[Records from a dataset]
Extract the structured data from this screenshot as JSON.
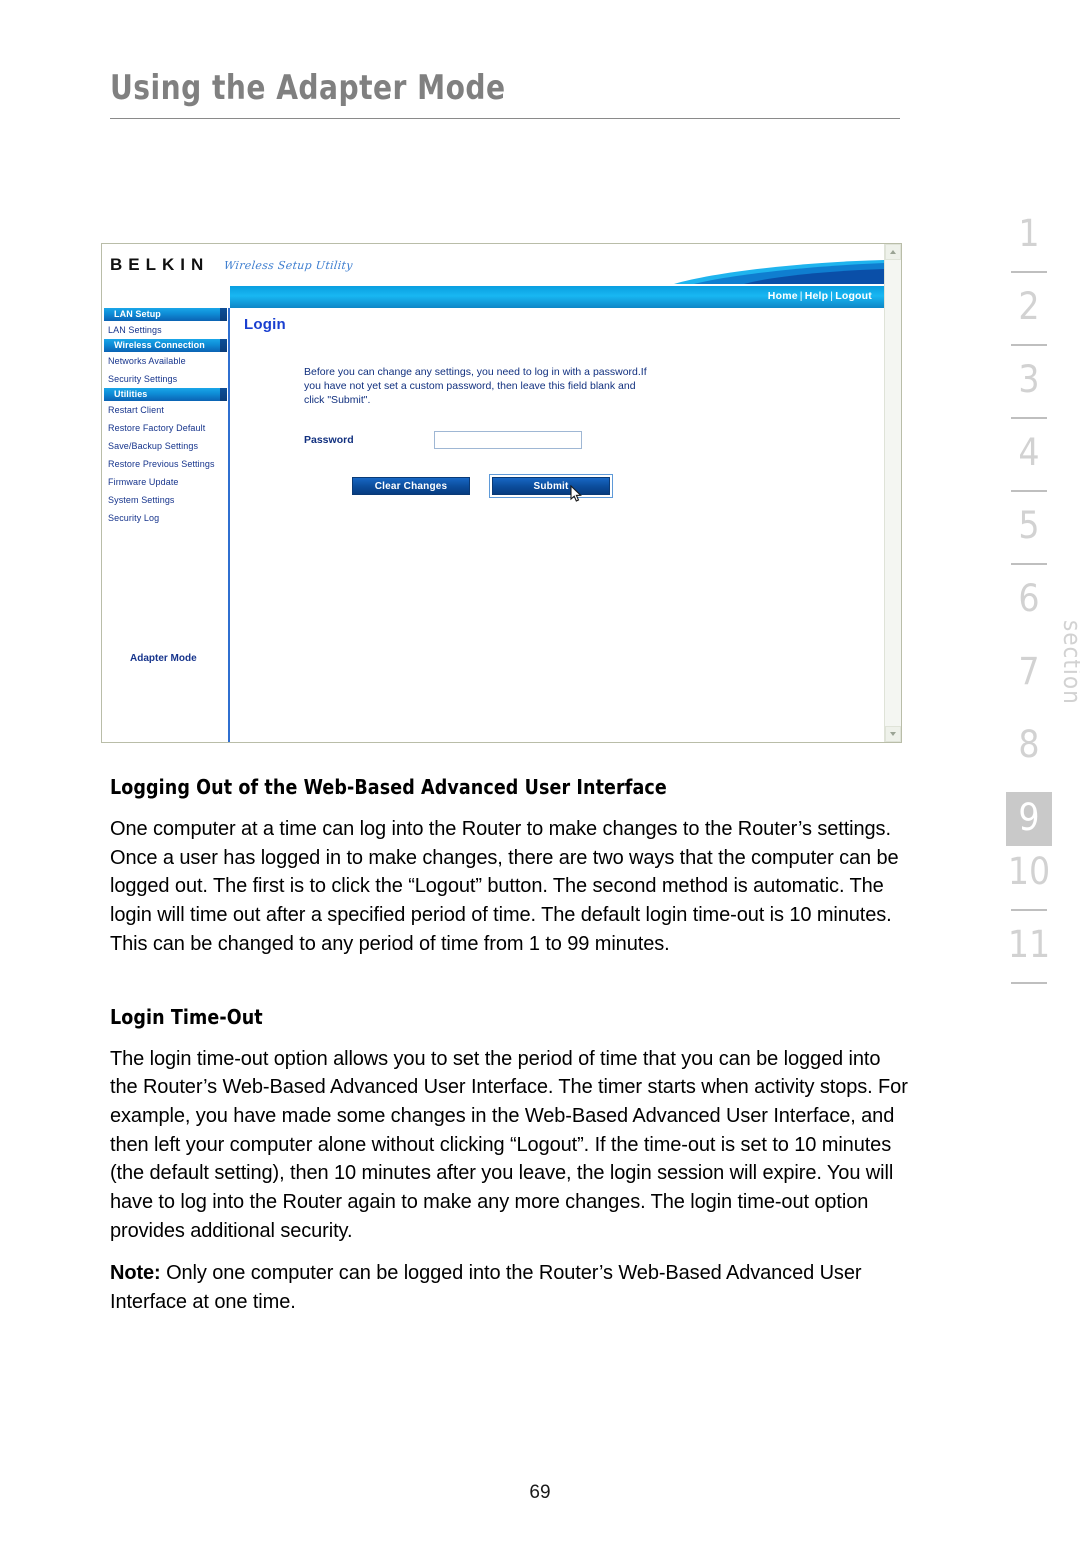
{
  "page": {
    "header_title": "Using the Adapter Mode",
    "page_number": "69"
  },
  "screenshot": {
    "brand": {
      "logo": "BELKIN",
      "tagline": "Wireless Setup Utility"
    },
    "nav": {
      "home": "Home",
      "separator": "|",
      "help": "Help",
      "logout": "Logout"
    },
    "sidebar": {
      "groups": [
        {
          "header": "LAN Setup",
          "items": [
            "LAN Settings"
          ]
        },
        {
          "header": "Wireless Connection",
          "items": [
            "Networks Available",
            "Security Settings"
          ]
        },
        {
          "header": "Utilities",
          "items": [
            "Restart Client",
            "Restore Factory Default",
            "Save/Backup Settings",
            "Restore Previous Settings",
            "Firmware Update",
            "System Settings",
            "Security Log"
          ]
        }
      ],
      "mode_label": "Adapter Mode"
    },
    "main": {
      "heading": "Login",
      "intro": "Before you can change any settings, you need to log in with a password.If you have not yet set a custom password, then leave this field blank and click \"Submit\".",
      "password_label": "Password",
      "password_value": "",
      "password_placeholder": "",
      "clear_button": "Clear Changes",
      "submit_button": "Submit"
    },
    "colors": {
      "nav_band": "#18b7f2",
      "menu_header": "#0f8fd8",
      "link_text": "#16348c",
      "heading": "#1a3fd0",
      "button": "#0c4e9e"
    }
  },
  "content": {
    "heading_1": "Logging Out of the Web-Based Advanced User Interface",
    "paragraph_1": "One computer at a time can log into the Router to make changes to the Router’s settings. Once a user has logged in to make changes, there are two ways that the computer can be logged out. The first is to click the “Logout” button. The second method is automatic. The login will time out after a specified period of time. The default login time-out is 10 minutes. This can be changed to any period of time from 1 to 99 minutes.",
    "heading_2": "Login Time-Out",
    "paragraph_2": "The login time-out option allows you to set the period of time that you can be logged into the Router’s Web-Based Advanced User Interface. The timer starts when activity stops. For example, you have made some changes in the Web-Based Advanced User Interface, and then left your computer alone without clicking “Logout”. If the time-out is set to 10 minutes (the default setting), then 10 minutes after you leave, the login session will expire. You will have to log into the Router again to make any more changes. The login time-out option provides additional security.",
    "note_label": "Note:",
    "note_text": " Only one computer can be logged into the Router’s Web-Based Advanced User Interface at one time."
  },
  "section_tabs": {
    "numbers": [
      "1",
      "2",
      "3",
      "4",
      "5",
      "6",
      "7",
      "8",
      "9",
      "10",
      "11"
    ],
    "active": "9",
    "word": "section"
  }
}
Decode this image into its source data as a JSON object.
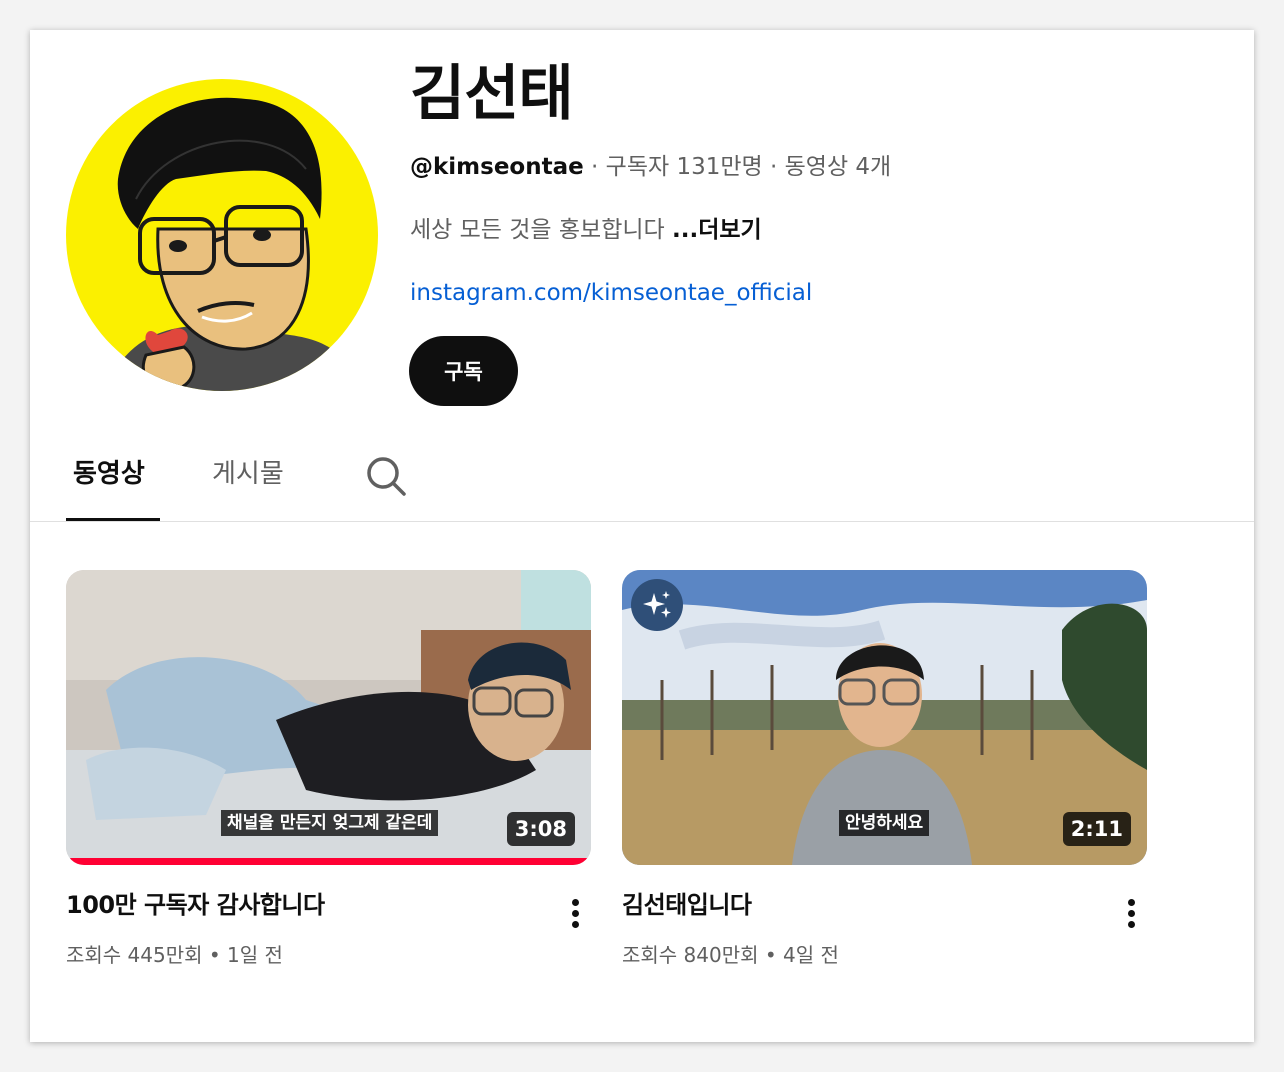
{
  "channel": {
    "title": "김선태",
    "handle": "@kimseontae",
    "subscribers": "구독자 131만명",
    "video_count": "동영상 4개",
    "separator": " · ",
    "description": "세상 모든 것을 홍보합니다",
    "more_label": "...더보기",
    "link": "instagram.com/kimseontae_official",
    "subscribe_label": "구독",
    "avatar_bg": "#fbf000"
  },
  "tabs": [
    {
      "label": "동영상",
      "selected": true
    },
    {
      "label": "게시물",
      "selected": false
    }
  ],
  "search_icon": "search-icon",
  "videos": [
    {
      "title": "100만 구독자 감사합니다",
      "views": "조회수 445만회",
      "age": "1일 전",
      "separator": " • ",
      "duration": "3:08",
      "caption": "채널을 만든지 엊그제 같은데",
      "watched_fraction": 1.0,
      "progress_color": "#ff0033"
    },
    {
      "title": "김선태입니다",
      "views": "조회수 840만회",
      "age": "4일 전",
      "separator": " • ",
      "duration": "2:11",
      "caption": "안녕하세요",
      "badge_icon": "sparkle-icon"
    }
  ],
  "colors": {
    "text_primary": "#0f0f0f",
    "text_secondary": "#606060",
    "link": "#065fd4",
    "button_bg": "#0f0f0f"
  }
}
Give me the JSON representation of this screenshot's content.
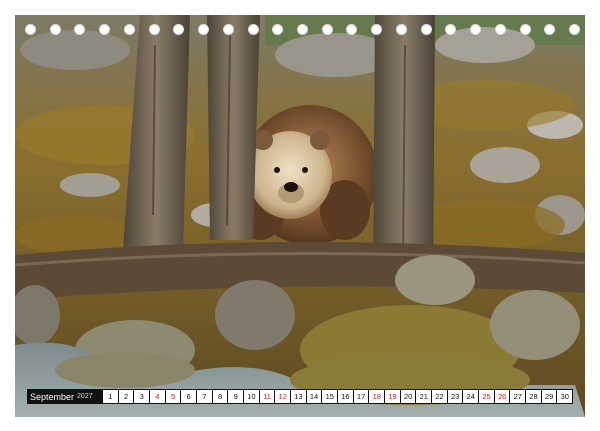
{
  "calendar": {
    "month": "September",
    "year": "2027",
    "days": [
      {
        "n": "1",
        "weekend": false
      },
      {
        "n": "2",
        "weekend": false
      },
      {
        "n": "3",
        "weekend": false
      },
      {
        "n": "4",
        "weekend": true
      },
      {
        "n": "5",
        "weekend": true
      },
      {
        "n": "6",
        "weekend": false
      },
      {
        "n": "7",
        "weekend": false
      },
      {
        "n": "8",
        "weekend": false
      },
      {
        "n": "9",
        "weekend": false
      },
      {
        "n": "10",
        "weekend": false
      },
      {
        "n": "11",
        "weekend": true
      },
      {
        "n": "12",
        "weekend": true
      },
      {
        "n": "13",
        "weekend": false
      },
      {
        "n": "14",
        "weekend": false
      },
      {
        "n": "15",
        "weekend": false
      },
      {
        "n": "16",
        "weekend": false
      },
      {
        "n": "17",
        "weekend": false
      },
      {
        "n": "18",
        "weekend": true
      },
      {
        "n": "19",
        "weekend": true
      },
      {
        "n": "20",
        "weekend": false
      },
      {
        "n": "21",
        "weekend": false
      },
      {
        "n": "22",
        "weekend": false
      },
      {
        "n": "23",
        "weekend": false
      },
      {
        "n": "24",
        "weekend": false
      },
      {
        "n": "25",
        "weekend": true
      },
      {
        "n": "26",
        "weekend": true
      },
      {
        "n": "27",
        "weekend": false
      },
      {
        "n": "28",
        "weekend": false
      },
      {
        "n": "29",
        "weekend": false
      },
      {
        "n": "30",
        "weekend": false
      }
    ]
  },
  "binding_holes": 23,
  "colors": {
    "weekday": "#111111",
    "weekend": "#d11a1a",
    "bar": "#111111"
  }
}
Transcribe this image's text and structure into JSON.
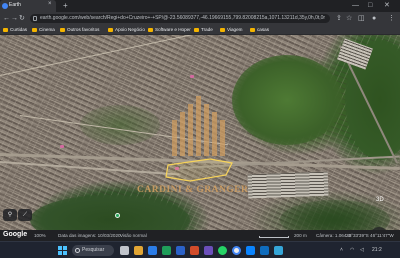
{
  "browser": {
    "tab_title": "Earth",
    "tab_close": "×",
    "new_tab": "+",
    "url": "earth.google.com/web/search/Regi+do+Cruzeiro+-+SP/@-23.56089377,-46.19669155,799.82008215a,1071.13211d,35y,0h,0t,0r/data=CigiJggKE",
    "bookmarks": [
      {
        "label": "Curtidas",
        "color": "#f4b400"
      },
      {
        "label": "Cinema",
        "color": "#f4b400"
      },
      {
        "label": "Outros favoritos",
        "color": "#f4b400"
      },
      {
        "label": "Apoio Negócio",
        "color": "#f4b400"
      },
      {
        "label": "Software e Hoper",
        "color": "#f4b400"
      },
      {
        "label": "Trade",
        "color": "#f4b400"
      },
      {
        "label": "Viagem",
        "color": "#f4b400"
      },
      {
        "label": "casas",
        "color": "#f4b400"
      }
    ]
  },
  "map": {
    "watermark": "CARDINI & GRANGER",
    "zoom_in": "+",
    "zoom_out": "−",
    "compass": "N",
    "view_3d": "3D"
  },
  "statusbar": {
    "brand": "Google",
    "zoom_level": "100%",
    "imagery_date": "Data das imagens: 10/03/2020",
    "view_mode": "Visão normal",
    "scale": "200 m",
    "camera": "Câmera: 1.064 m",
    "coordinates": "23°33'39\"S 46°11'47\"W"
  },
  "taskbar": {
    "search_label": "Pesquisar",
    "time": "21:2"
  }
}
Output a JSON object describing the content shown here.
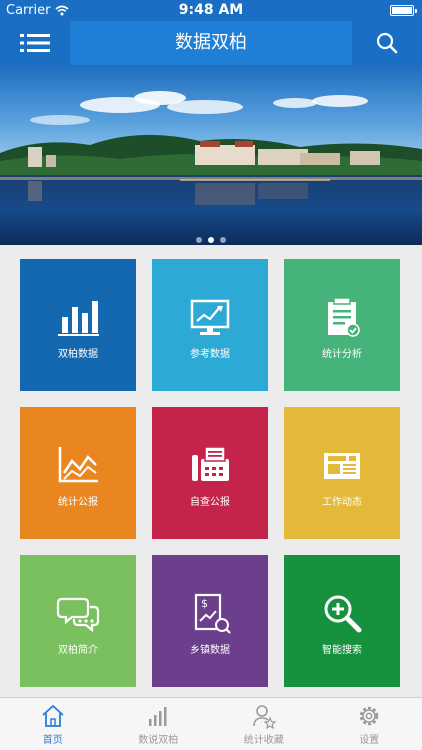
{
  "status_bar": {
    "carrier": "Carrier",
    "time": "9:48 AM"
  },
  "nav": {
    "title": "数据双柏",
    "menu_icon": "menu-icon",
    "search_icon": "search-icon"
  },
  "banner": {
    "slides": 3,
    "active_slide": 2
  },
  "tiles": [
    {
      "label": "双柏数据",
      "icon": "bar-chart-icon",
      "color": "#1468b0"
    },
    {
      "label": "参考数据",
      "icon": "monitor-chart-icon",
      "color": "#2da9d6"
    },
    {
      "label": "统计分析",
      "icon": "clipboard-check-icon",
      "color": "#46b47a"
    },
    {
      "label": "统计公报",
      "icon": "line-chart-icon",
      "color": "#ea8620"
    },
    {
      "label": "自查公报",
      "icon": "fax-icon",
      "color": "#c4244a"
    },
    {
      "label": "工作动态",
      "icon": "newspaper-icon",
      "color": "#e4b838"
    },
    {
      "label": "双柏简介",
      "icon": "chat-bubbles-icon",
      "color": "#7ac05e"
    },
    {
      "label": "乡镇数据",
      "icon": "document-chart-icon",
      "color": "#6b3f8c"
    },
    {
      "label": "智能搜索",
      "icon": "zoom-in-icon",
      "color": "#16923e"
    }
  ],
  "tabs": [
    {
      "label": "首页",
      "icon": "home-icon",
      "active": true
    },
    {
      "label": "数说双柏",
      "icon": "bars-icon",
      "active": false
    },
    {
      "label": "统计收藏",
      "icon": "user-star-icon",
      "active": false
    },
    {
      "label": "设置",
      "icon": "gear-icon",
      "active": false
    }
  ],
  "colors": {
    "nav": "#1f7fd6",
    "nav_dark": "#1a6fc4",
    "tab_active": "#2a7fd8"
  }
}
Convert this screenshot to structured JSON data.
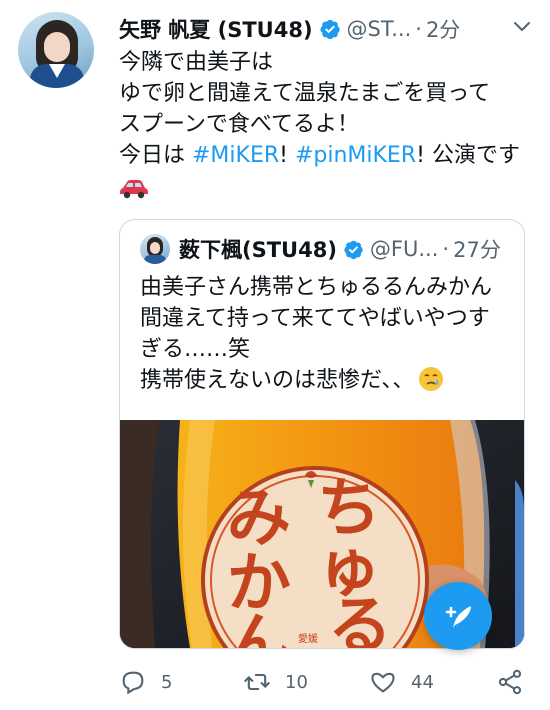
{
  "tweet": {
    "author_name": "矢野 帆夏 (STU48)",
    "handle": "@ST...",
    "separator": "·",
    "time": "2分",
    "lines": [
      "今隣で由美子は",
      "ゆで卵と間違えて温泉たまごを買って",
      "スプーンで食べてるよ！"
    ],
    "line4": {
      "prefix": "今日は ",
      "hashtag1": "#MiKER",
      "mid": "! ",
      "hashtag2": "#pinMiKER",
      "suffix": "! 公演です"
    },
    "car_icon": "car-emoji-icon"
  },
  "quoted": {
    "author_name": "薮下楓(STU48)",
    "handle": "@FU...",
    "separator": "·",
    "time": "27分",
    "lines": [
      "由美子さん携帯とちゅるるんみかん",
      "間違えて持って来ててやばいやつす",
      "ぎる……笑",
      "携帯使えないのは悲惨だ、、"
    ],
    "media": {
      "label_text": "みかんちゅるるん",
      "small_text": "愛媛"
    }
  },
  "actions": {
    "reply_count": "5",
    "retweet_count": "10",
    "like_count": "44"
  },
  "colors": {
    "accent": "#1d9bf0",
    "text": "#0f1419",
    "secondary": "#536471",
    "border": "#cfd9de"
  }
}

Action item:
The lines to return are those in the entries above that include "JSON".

Expected answer:
Extract the structured data from this screenshot as JSON.
Decode this image into its source data as a JSON object.
Give me the JSON representation of this screenshot's content.
Transcribe this image's text and structure into JSON.
Output a JSON object describing the content shown here.
Convert this screenshot to structured JSON data.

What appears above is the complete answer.